Thousands participate in “car mob” protest in Thailand amid police crackdown

As anger spread against the mishandling of the COVID-19 pandemic by the government of Prayut Chan-o-cha, thousands took out a rally commemorating the anniversary of the Thammasat University protests in 2020

August 11, 2021 by Peoples Dispatch
As anger spread against the mishandling of the COVID-19 pandemic by the government of Prayut Chan-o-cha, thousands took out a rally commemorating the anniversary of the Thammasat University protests in 2020

Despite the arrest of nearly a dozen organizers, Thailand’s capital witnessed a massive protest caravan as anger over the government’s mishandling of the COVID-19 pandemic rises. On Tuesday, August 10, thousands were reported to have participated in a “car mob” rally. Many protesters came in cars and motorcycles, while hundreds arrived on foot with anti-government placards and signs at Bangkok’s Ratchaprasong intersection, known for its shopping centers and major business offices.

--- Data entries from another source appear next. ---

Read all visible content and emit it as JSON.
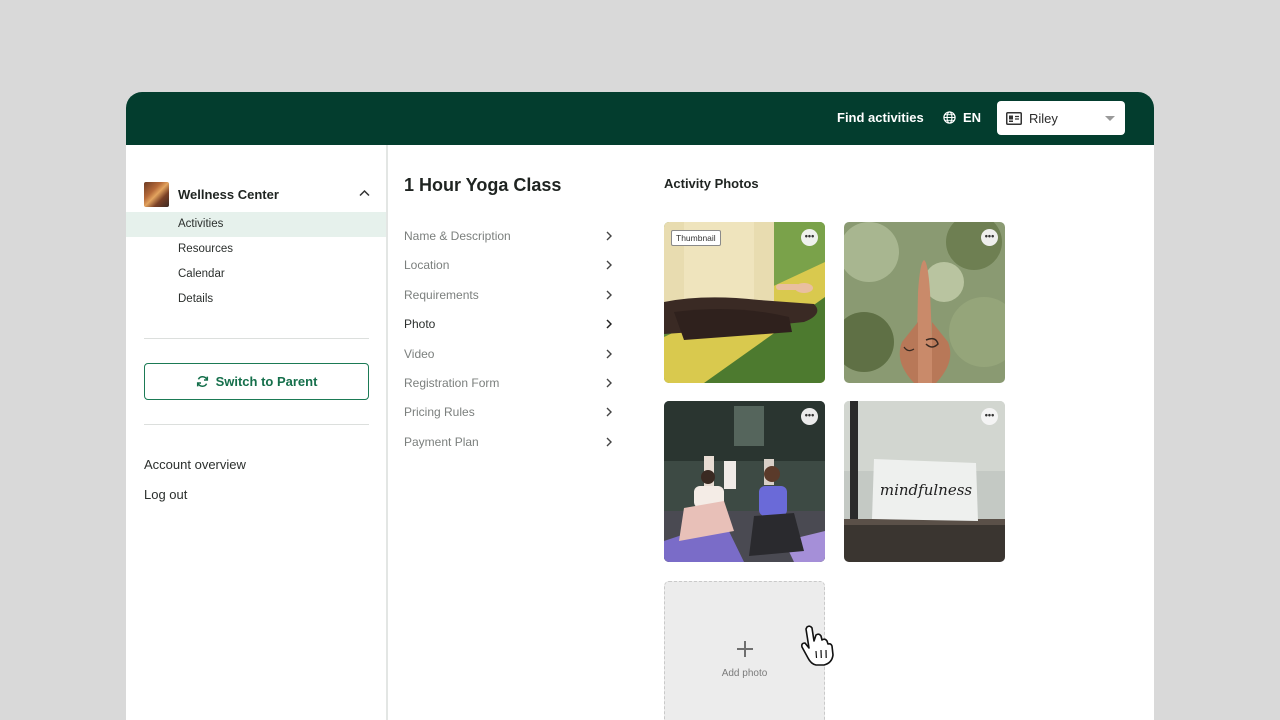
{
  "topbar": {
    "find_activities": "Find activities",
    "language": "EN",
    "user": "Riley",
    "background_color": "#033d2e"
  },
  "sidebar": {
    "org_name": "Wellness Center",
    "items": [
      {
        "label": "Activities",
        "active": true
      },
      {
        "label": "Resources",
        "active": false
      },
      {
        "label": "Calendar",
        "active": false
      },
      {
        "label": "Details",
        "active": false
      }
    ],
    "switch_button": "Switch to Parent",
    "account_overview": "Account overview",
    "logout": "Log out"
  },
  "activity": {
    "title": "1 Hour Yoga Class",
    "menu": [
      {
        "label": "Name & Description",
        "active": false
      },
      {
        "label": "Location",
        "active": false
      },
      {
        "label": "Requirements",
        "active": false
      },
      {
        "label": "Photo",
        "active": true
      },
      {
        "label": "Video",
        "active": false
      },
      {
        "label": "Registration Form",
        "active": false
      },
      {
        "label": "Pricing Rules",
        "active": false
      },
      {
        "label": "Payment Plan",
        "active": false
      }
    ]
  },
  "photos": {
    "title": "Activity Photos",
    "thumbnail_badge": "Thumbnail",
    "more_label": "•••",
    "items": [
      {
        "subject": "meditation-on-yoga-mat"
      },
      {
        "subject": "prayer-hands"
      },
      {
        "subject": "yoga-group-class"
      },
      {
        "subject": "mindfulness-card",
        "caption": "mindfulness"
      }
    ],
    "add_label": "Add photo"
  },
  "colors": {
    "accent": "#1b7a55",
    "active_bg": "#e6f1ec"
  }
}
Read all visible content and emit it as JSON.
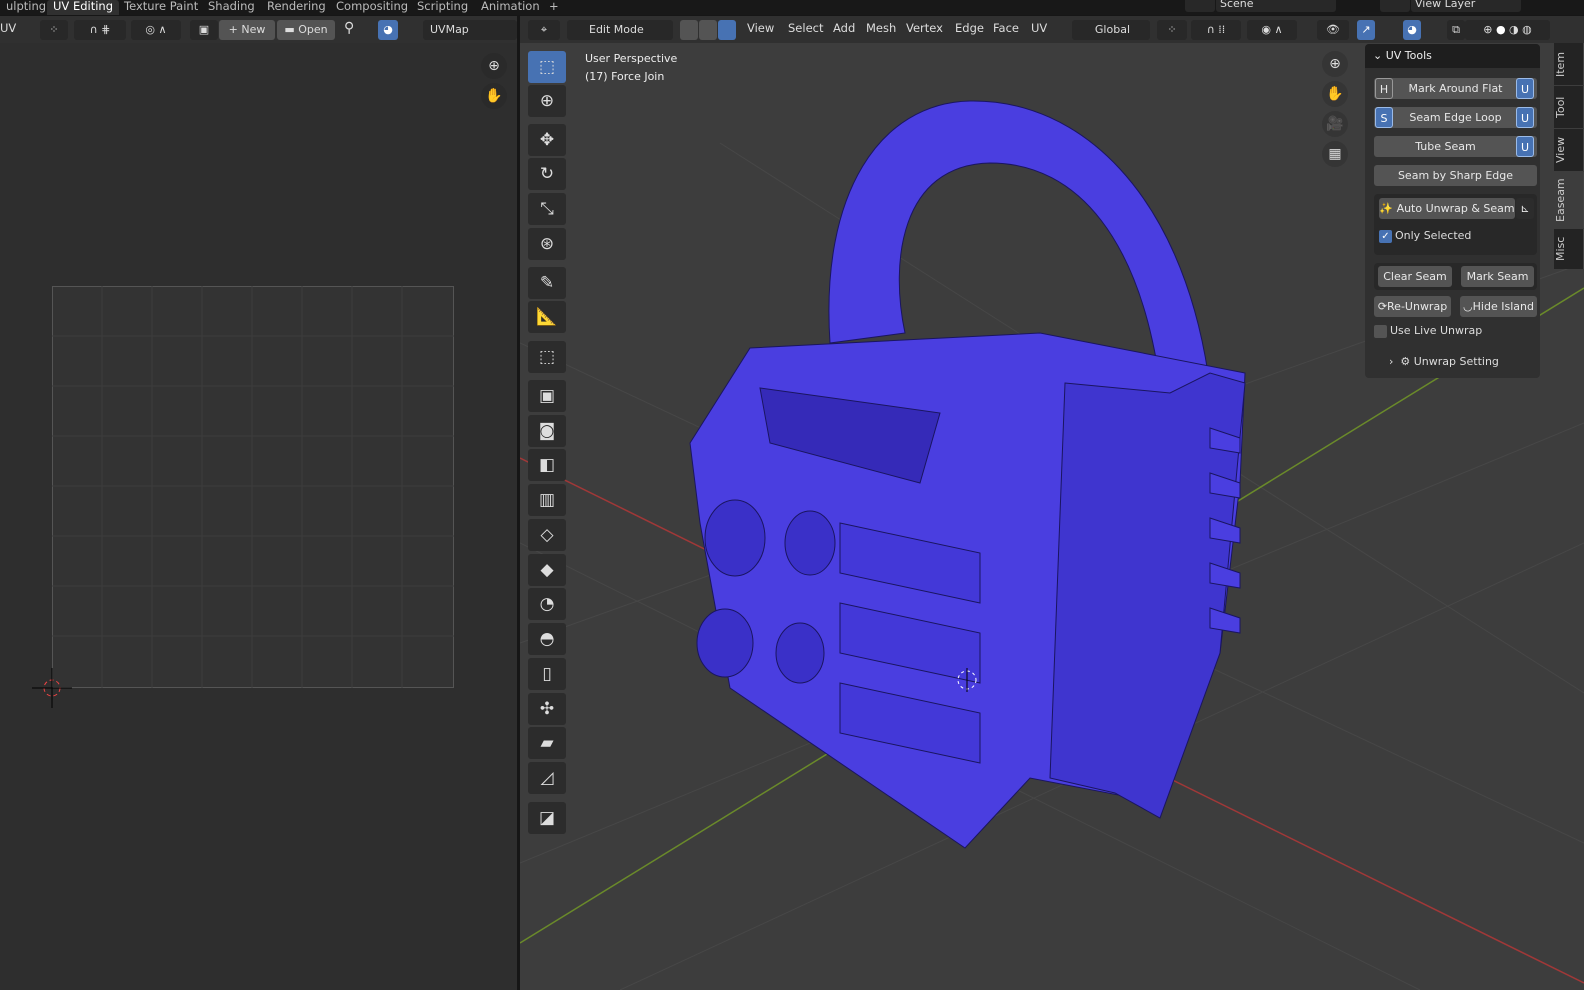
{
  "workspace_tabs": [
    "ulpting",
    "UV Editing",
    "Texture Paint",
    "Shading",
    "Rendering",
    "Compositing",
    "Scripting",
    "Animation",
    "+"
  ],
  "scene": {
    "scene_name": "Scene",
    "view_layer": "View Layer"
  },
  "uv_header": {
    "editor": "UV",
    "new": "New",
    "open": "Open",
    "uvmap": "UVMap"
  },
  "vp_header": {
    "mode": "Edit Mode",
    "menus": [
      "View",
      "Select",
      "Add",
      "Mesh",
      "Vertex",
      "Edge",
      "Face",
      "UV"
    ],
    "orientation": "Global"
  },
  "viewport": {
    "perspective": "User Perspective",
    "object": "(17) Force Join",
    "mesh_color": "#4a3ee0"
  },
  "uv_tools": {
    "title": "UV Tools",
    "mark_around_flat": "Mark Around Flat",
    "seam_edge_loop": "Seam Edge Loop",
    "tube_seam": "Tube Seam",
    "seam_by_sharp": "Seam by Sharp Edge",
    "auto_unwrap": "Auto Unwrap & Seam",
    "only_selected": "Only Selected",
    "only_selected_checked": true,
    "clear_seam": "Clear Seam",
    "mark_seam": "Mark Seam",
    "re_unwrap": "Re-Unwrap",
    "hide_island": "Hide Island",
    "use_live_unwrap": "Use Live Unwrap",
    "use_live_unwrap_checked": false,
    "unwrap_setting": "Unwrap Setting",
    "key_h": "H",
    "key_s": "S",
    "key_u": "U"
  },
  "sidebar_tabs": [
    "Item",
    "Tool",
    "View",
    "Easeam",
    "Misc"
  ]
}
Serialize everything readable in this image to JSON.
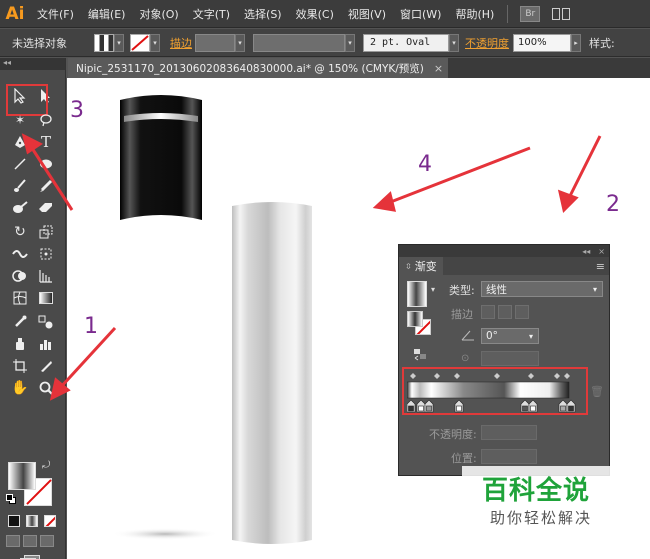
{
  "app": {
    "logo": "Ai"
  },
  "menu": [
    "文件(F)",
    "编辑(E)",
    "对象(O)",
    "文字(T)",
    "选择(S)",
    "效果(C)",
    "视图(V)",
    "窗口(W)",
    "帮助(H)"
  ],
  "menubar_right": {
    "bridge_label": "Br"
  },
  "control_bar": {
    "selection_status": "未选择对象",
    "stroke_link": "描边",
    "stroke_style": "2 pt. Oval",
    "opacity_link": "不透明度",
    "opacity_value": "100%",
    "style_label": "样式:"
  },
  "document_tab": {
    "title": "Nipic_2531170_20130602083640830000.ai* @ 150% (CMYK/预览)",
    "close": "×"
  },
  "toolbox": {
    "collapse": "◂◂"
  },
  "annotations": {
    "n1": "1",
    "n2": "2",
    "n3": "3",
    "n4": "4"
  },
  "gradient_panel": {
    "collapse": "◂◂",
    "close": "×",
    "tab_label": "渐变",
    "menu": "≡",
    "type_label": "类型:",
    "type_value": "线性",
    "stroke_label": "描边",
    "angle_value": "0°",
    "opacity_label": "不透明度:",
    "position_label": "位置:"
  },
  "watermark": {
    "title": "百科全说",
    "subtitle": "助你轻松解决"
  },
  "colors": {
    "accent_orange": "#f0a030",
    "annotation_purple": "#7a2a8e",
    "arrow_red": "#e5333a",
    "watermark_green": "#1fa33a"
  }
}
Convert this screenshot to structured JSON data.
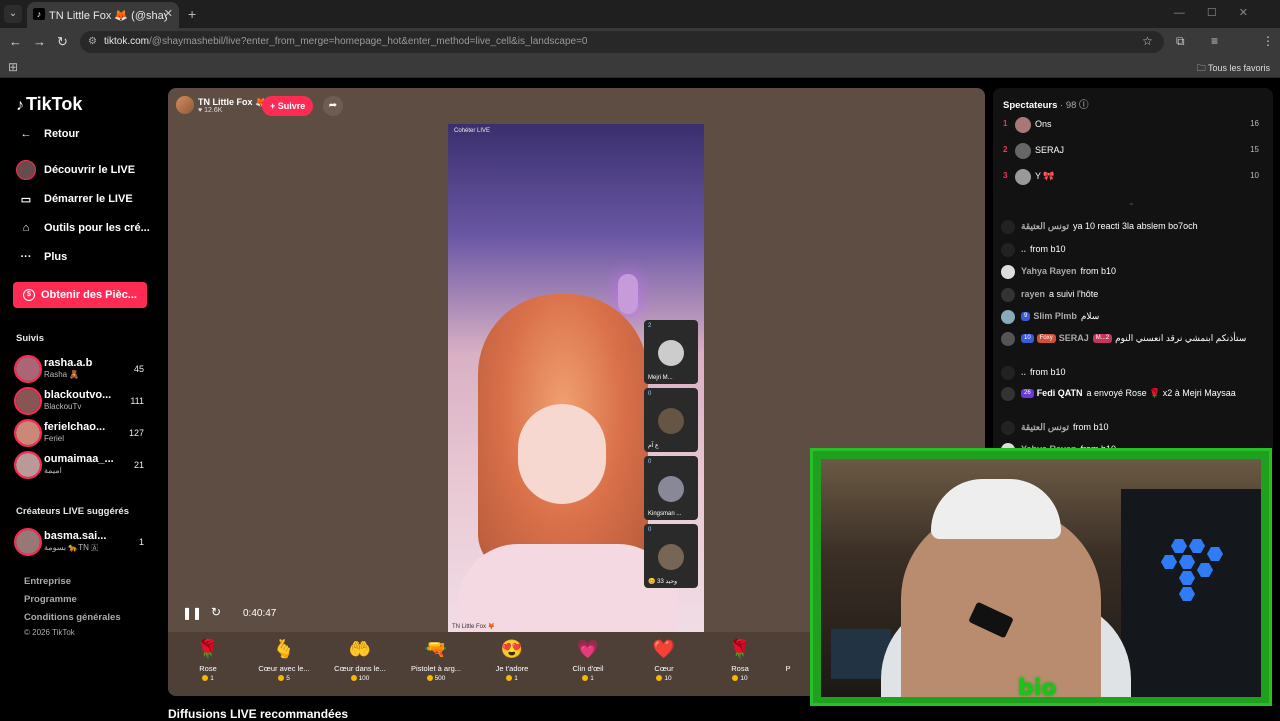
{
  "browser": {
    "tab_title": "TN Little Fox 🦊 (@shayma",
    "url_host": "tiktok.com",
    "url_path": "/@shaymashebil/live?enter_from_merge=homepage_hot&enter_method=live_cell&is_landscape=0",
    "bookmarks_label": "Tous les favoris"
  },
  "sidebar": {
    "brand": "TikTok",
    "back": "Retour",
    "nav": [
      "Découvrir le LIVE",
      "Démarrer le LIVE",
      "Outils pour les cré...",
      "Plus"
    ],
    "coins_button": "Obtenir des Pièc...",
    "followed_title": "Suivis",
    "followed": [
      {
        "name": "rasha.a.b",
        "sub": "Rasha 🧸",
        "count": "45"
      },
      {
        "name": "blackoutvo...",
        "sub": "BlackouTv",
        "count": "111"
      },
      {
        "name": "ferielchao...",
        "sub": "Feriel",
        "count": "127"
      },
      {
        "name": "oumaimaa_...",
        "sub": "اميمة",
        "count": "21"
      }
    ],
    "suggested_title": "Créateurs LIVE suggérés",
    "suggested": [
      {
        "name": "basma.sai...",
        "sub": "بسومة 🐆TN 🇦",
        "count": "1"
      }
    ],
    "footer": [
      "Entreprise",
      "Programme",
      "Conditions générales"
    ],
    "copyright": "© 2026 TikTok"
  },
  "player": {
    "host_name": "TN Little Fox 🦊",
    "host_likes": "♥ 12.6K",
    "follow_label": "+ Suivre",
    "timer": "0:40:47",
    "video_tag": "Cohéter LIVE",
    "video_tag_bottom": "TN Little Fox 🦊",
    "guests": [
      {
        "count": "2",
        "name": "Mejri M..."
      },
      {
        "count": "0",
        "name": "ع آم"
      },
      {
        "count": "0",
        "name": "Kingsman ..."
      },
      {
        "count": "0",
        "name": "😊 وحيد 33"
      }
    ],
    "gifts": [
      {
        "name": "Rose",
        "price": "1",
        "icon": "🌹"
      },
      {
        "name": "Cœur avec le...",
        "price": "5",
        "icon": "🫰"
      },
      {
        "name": "Cœur dans le...",
        "price": "100",
        "icon": "🤲"
      },
      {
        "name": "Pistolet à arg...",
        "price": "500",
        "icon": "🔫"
      },
      {
        "name": "Je t'adore",
        "price": "1",
        "icon": "😍"
      },
      {
        "name": "Clin d'œil",
        "price": "1",
        "icon": "💗"
      },
      {
        "name": "Cœur",
        "price": "10",
        "icon": "❤️"
      },
      {
        "name": "Rosa",
        "price": "10",
        "icon": "🌹"
      }
    ],
    "gift_partial": "P"
  },
  "recommended_title": "Diffusions LIVE recommandées",
  "chat": {
    "spectators_label": "Spectateurs",
    "spectators_count": "· 98",
    "ranking": [
      {
        "rank": "1",
        "name": "Ons",
        "score": "16"
      },
      {
        "rank": "2",
        "name": "SERAJ",
        "score": "15"
      },
      {
        "rank": "3",
        "name": "Y 🎀",
        "score": "10"
      }
    ],
    "messages": [
      {
        "user": "تونس العتيقة",
        "text": "ya 10 reacti 3la abslem bo7och"
      },
      {
        "user": "..",
        "text": "from b10"
      },
      {
        "user": "Yahya Rayen",
        "text": "from b10"
      },
      {
        "user": "rayen",
        "text": "a suivi l'hôte"
      },
      {
        "user": "Slim Plmb",
        "text": "سلام"
      },
      {
        "user": "SERAJ",
        "text": "ستأذنكم ابنمشي نرقد انعسني النوم"
      },
      {
        "user": "..",
        "text": "from b10"
      },
      {
        "user": "Fedi QATN",
        "text": "a envoyé Rose 🌹 x2 à Mejri Maysaa"
      },
      {
        "user": "تونس العتيقة",
        "text": "from b10"
      },
      {
        "user": "Yahya Rayen",
        "text": "from b10"
      }
    ],
    "badges": {
      "slim": "9",
      "seraj_lvl": "10",
      "seraj_fan": "Foxy",
      "seraj_gift": "M...2",
      "fedi": "26"
    }
  },
  "webcam": {
    "logo_text": "bio"
  }
}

The protest also marked one year since student protesters at the Thammasat University released a charter of 10 demands to reform the monarchy and democratization the government. The student and youth activists who led the protest in Thammasat in 2020 had formed the United Front of Thammasat and Demonstration (UFTD), which organized Tuesday’s rally. The police have been issuing arrest warrants against activists and organizers of the rally after it was announced last week.

At least nine, including youth activist Parit “Penguin” Chiwarak, have been arrested by the police so far. All of those arrested are facing charges for being part of another demonstration held on August 2, organized to demand the release of detained protesters. According to the Thai Lawyers of Human Rights, on August 9, Monday, the Criminal Court in Bangkok revoked the bails of all nine activists.

According to Prachatai, Parit’s lawyers noted bruises and scratches on his body very likely caused by police manhandling while he and other arrested activists were taken out of the court by the police on Monday. Parit will now be back in prison less than three months after being released, along with other youth activists. They were previously released after spending 92-days in detention and staging a prolonged hunger strike.

Despite such a crackdown, protesters thronged the rally reiterating the long-standing demands for democratization and an end to the military-supported government of prime minister Prayut Chan-o-cha. More recent demands include raising the budget to contain the COVID-19 pandemic, procuring more effective vaccines, and release all the recently arrested activists from previous protests.

According to Prachatai, members of the United Front for Democracy and Against Dictatorship (UDD), commonly called the “Red Shirts,” and other grassroots movements participated in the rally. Protesters made stops along offices and companies owned by senior ministers, including the Sino-Thai tower, of which the family of the public health minister, Anutin Charnvirakul, are among the major stakeholders.

The UFTD announced the protests to have been concluded after clashes broke out outside the King Power office. This duty-free shopping center was housing a large battalion of riot police personnel. Violence continued as the police were seen using projectiles against the protesters, while the sound of explosives and fire was also reported from the area.

Based on reports by Prachatai.